Fig5_data.zip
application/zip (1kB)
Creative Commons: Attribution 4.0

Data of Fig. 5: theoretical width and maximum secondary patterns correspond to width and Maxbackground respectively. x the axis index used.

Fig6_data.zip
application/zip (123kB)
Creative Commons: Attribution 4.0

Data of Fig. 6: theoretical width, minimum background, and maximum secondary patterns correspond to width, Min, and Maxbackground respectively. X and Y are the axis index used.

Fig8_data.zip
application/zip (179kB)
Creative Commons: Attribution 4.0

Data of Fig. 8: theoretical width, minimum background, ratio of maximum intensity between neighbouring features, and maximum secondary patterns correspond to width, Min, Diffprimsecond and Maxbackground respectively. X and Y are the axis index used.

Fig9_data.zip
application/zip (171kB)
Creative Commons: Attribution 4.0

Data of Fig. 9: theoretical width, minimum background, ratio of maximum intensity between neighbouring features, and maximum secondary patterns correspond to width, Min, Diffprimsecond and Maxbackground respectively. X and Y are the axis index used.

readme.docx
application/vnd.openxmlformats-officedocument.wordprocessingml.document (12kB)
Creative Commons: Attribution 4.0

Explanation of the figures data.

Creators

Pierre Chausse
University of Bath

Emmanuel Le Boulbar
University of Bath

Szymon Lis
University of Bath

Philip Shields
University of Bath

Coverage

Collection date(s):

From 2016 to 2018

Documentation

Data collection method:

Full details may be found in the associated paper.

Technical details and requirements:

Secondary electron images were captured using a Hitachi S-4300 scanning electron microscope (SEM). An accelerating voltage of 5 kV was used to collect the images.
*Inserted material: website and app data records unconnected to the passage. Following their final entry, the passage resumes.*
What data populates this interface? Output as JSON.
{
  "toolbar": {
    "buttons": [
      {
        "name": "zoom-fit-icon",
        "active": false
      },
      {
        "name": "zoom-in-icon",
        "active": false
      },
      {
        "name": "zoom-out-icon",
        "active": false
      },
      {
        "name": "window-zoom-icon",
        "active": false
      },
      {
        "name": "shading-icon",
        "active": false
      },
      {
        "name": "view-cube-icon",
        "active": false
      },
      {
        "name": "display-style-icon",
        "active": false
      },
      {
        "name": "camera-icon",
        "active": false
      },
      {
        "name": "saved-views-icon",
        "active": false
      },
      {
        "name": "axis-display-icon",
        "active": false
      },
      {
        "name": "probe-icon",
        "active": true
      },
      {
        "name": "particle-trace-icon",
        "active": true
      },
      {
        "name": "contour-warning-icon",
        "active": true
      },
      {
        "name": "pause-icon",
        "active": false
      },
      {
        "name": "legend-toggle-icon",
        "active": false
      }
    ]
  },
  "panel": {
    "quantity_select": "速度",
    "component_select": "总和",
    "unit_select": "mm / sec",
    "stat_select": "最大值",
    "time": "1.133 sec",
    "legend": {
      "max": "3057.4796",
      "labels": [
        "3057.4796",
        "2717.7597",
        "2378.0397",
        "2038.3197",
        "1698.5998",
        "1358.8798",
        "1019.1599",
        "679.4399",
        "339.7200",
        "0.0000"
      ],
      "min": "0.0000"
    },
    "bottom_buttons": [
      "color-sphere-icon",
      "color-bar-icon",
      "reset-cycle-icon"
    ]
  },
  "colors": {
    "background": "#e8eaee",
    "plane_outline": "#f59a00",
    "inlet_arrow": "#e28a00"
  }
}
The statistical analysis was performed thanks to a image analysis software. The modelling has been performed thanks to a code in MATLAB.

Funders

Engineering and Physical Sciences Research Council (EPSRC)
https://doi.org/10.13039/501100000266

Manufacturing of Nano-Engineered III-N Semiconductors - Equipment
EP/M022862/1

Engineering and Physical Sciences Research Council (EPSRC)
https://doi.org/10.13039/501100000266

Manufacturing of Nano-Engineered III-N Semiconductors
EP/M015181/1

Publication details

Publication date: 20 February 2019
by: University of Bath

Version: 1

DOI: https://doi.org/10.15125/BATH-00570

URL for this record: https://researchdata.bath.ac.uk/id/eprint/570

Related articles

Chausse, P. J. P., Le Boulbar, E. D., Lis, S. D. and Shields, P. A., 2019. Understanding resolution limit of displacement Talbot lithography. Optics Express, 27(5), p.5918. Available from: https://doi.org/10.1364/OE.27.005918.

Contact information

Please contact the Research Data Service in the first instance for all matters concerning this item.

Departments:

Faculty of Engineering & Design
Electronic & Electrical Engineering

Research Centres & Institutes
Centre for Advanced Sensor Technologies (CAST)
Centre for Nanoscience and Nanotechnology
Centre for Sustainable Chemical Technologies
Condensed Matter Physics CDT